Activity:
Exact copies of all entries are needed. Pictures are to be left out.

Dataset records:

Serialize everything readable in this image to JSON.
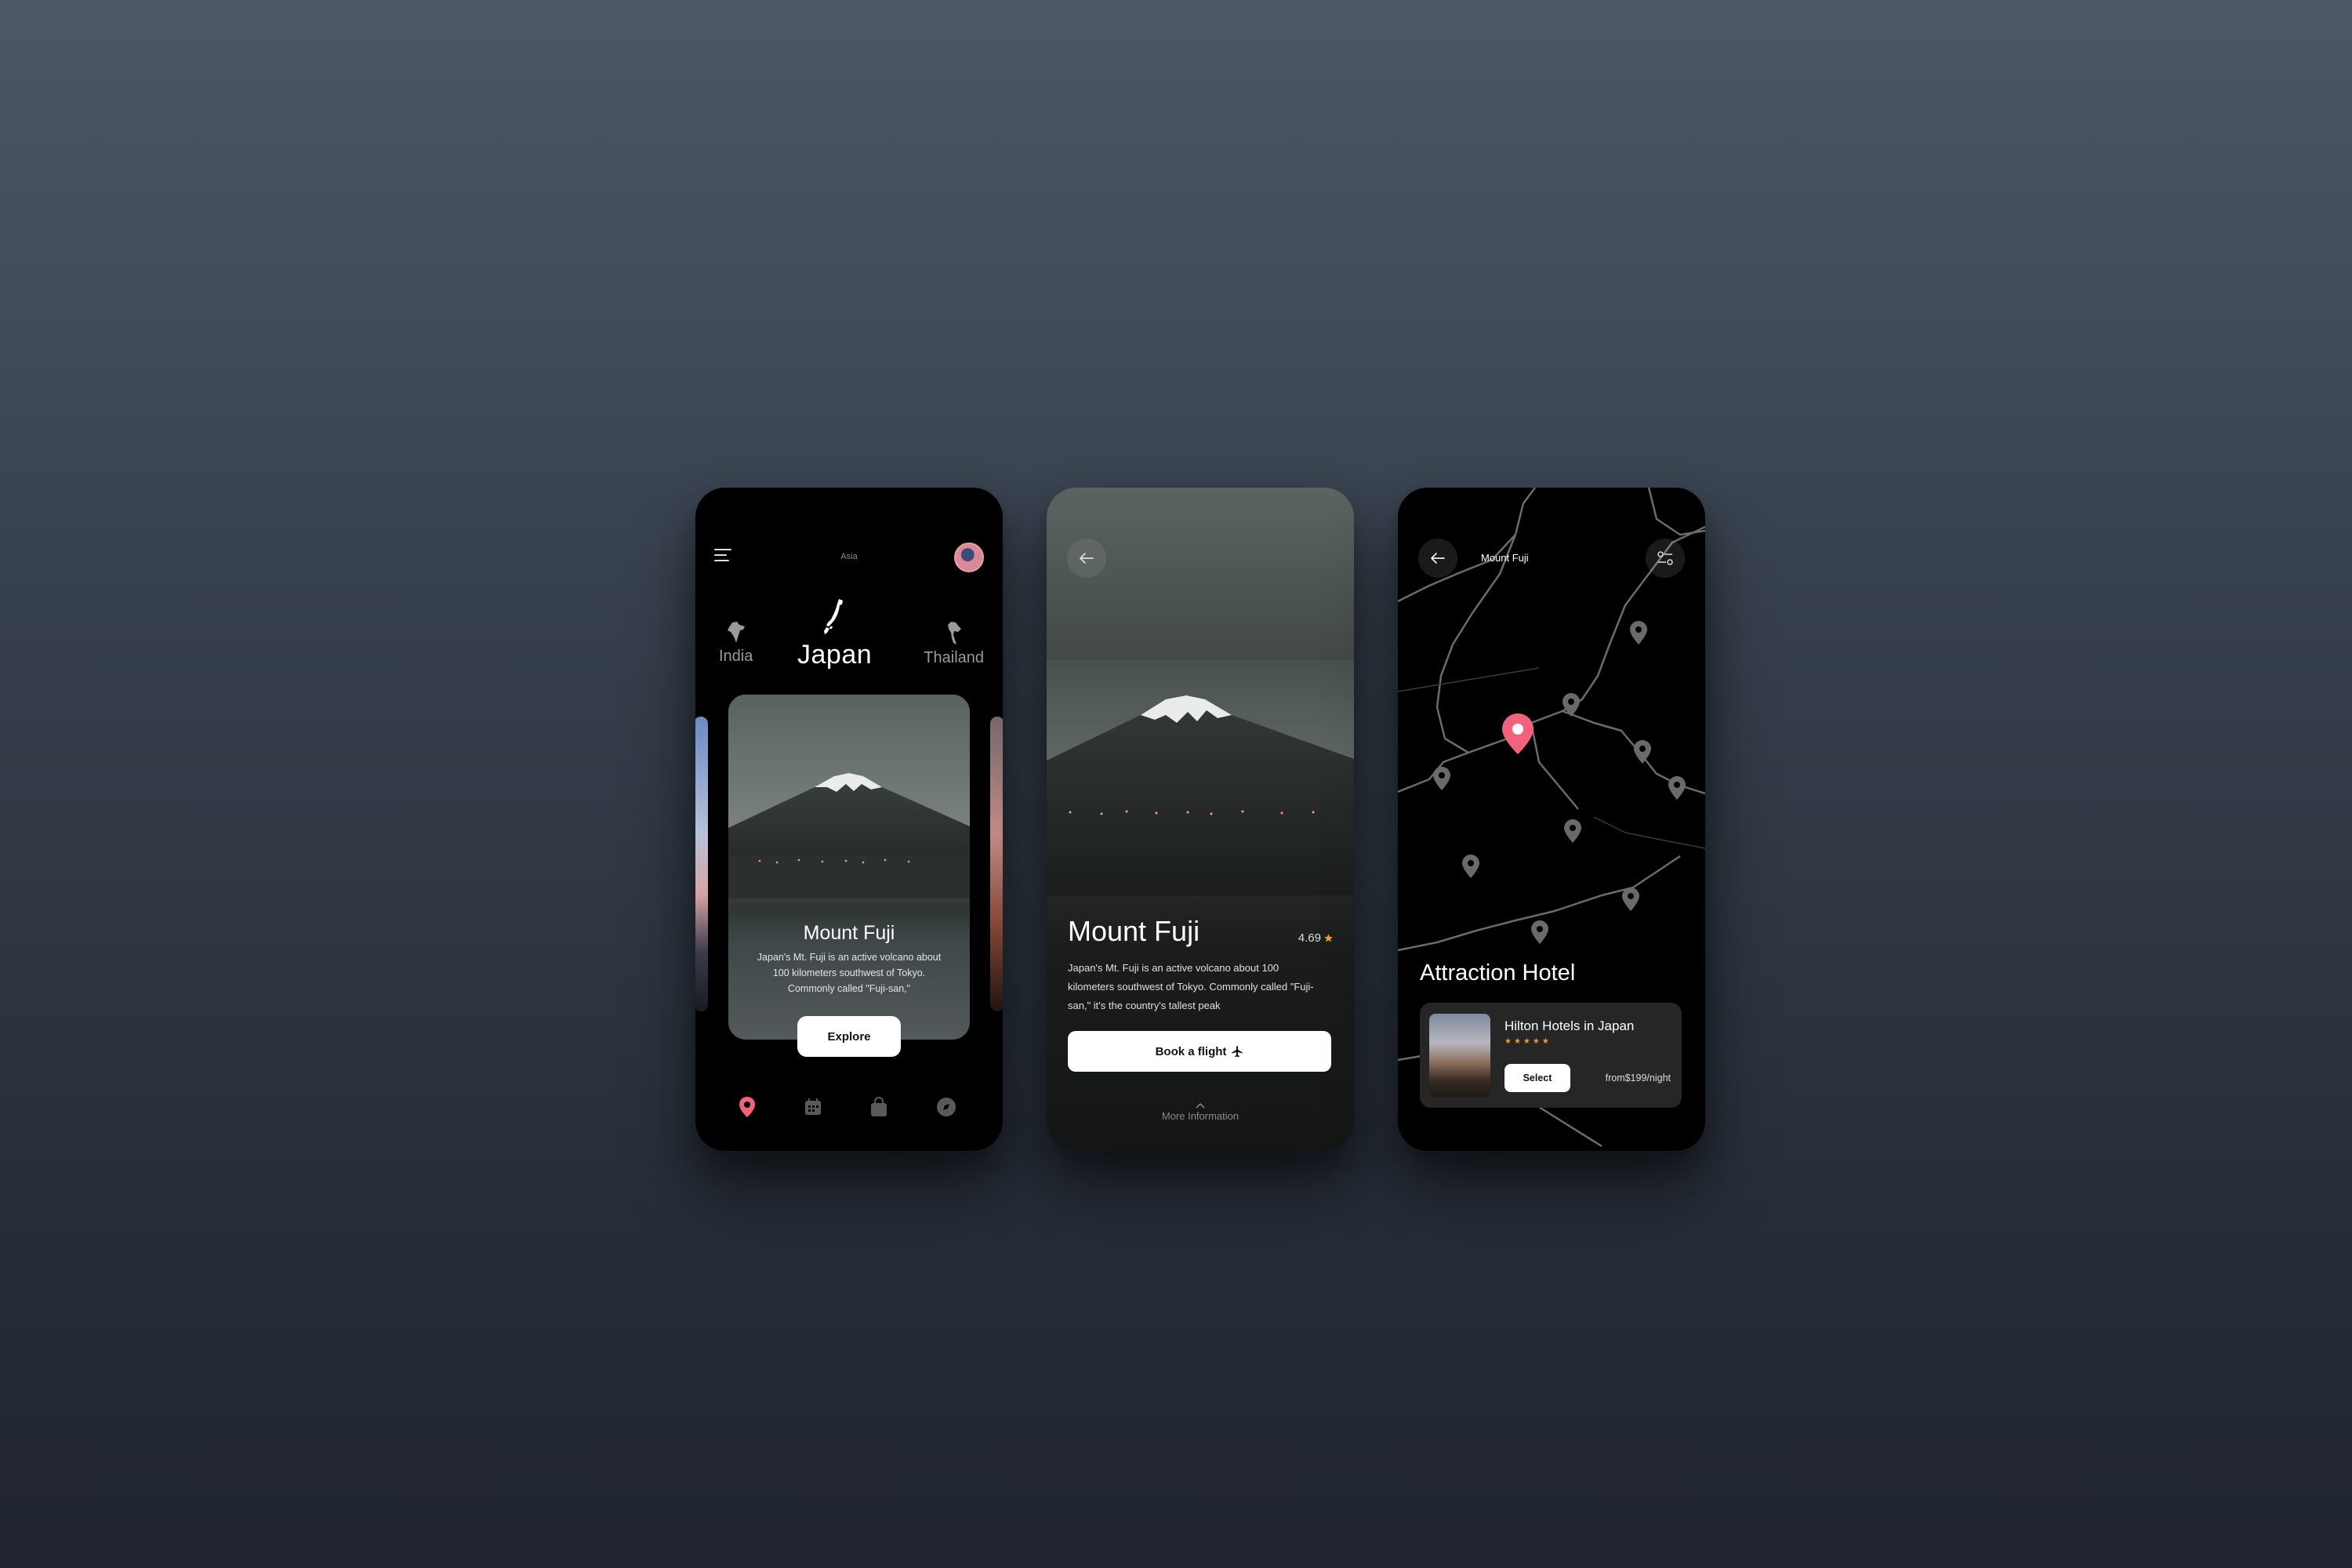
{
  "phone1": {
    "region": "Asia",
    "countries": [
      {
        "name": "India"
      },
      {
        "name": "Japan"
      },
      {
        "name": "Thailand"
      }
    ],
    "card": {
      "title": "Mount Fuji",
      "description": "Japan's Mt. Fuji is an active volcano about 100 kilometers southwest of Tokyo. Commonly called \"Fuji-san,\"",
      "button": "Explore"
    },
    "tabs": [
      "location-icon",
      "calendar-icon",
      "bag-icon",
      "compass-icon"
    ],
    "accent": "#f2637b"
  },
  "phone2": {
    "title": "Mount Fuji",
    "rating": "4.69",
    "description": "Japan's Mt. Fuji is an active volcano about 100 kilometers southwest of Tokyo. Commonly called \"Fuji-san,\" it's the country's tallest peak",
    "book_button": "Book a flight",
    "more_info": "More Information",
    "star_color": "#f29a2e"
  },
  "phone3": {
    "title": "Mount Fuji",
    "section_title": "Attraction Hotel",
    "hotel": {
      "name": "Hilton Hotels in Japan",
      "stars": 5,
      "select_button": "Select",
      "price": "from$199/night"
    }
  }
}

Response below:
Serialize everything readable in this image to JSON.
{
  "phone1": {
    "region": "Asia",
    "countries": [
      {
        "name": "India"
      },
      {
        "name": "Japan"
      },
      {
        "name": "Thailand"
      }
    ],
    "card": {
      "title": "Mount Fuji",
      "description": "Japan's Mt. Fuji is an active volcano about 100 kilometers southwest of Tokyo. Commonly called \"Fuji-san,\"",
      "button": "Explore"
    },
    "tabs": [
      "location-icon",
      "calendar-icon",
      "bag-icon",
      "compass-icon"
    ],
    "accent": "#f2637b"
  },
  "phone2": {
    "title": "Mount Fuji",
    "rating": "4.69",
    "description": "Japan's Mt. Fuji is an active volcano about 100 kilometers southwest of Tokyo. Commonly called \"Fuji-san,\" it's the country's tallest peak",
    "book_button": "Book a flight",
    "more_info": "More Information",
    "star_color": "#f29a2e"
  },
  "phone3": {
    "title": "Mount Fuji",
    "section_title": "Attraction Hotel",
    "hotel": {
      "name": "Hilton Hotels in Japan",
      "stars": 5,
      "select_button": "Select",
      "price": "from$199/night"
    }
  }
}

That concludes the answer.